5. Write down the details of the accident on paper: Include the time, date, and location of the accident; weather and road conditions; speed limits; people and cars involved; and, if any, also property damage and/or bodily injury associated with the accident.

6. Cooperate with the police or any other authority that is present: you have the right to be treated with dignity.

7. Report the accident to your insurance agent: They will tell you the steps to take in order to start the claims process.

Keep in mind: Being in an accident can be very troubling. In no way should you admit guilt to the other driver or the police without first talking to your lawyer or insurance agent.


Collision coverage

Covers the expenses to fix damage to your car when colliding with another vehicle or object. It does not cover expenses for third-party injuries or property damage.

Property damage coverage

Covers the repair or replacement of third-party property damaged by the insured or another person included in the policy. It does not cover the damages to your own vehicle. When combined, liability and property damage coverages are called ”liability insurance”.

Comprehensive insurance

Covers damage caused to your car for any reason EXCEPT a car accident. A few examples include: vandalism, fire, flood, falling objects, hurricane, collision with animals, broken glass, among others. 

Liability coverage

Covers the amount to be paid when a court declares the insured liable for damages caused to third parties. It also covers the legal defense fees of the insured at trial.

Personal injury protection (PIP)

Also known as no-fault insurance, it covers medical expenses regardless of who's at fault. It can often include lost wages.


The amount to be paid by the insured for the losses covered by the policy before the insurer pays the remainder of the expenses.


The instances or items that are not covered by the policy. It’s very important to know what exclusions your current car insurance policy has.


The amount that you must pay to the insurer in exchange for coverage.
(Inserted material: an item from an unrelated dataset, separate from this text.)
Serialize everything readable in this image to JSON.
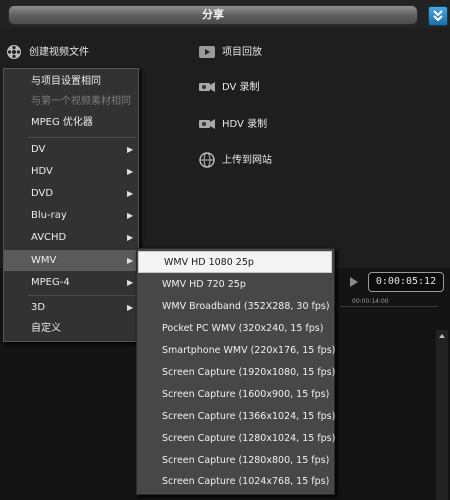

No-Fault Insurance

Many states have ”no-fault” laws, which allow accident victims to claim medical or hospital expenses directly from their insurers, regardless of who was at fault.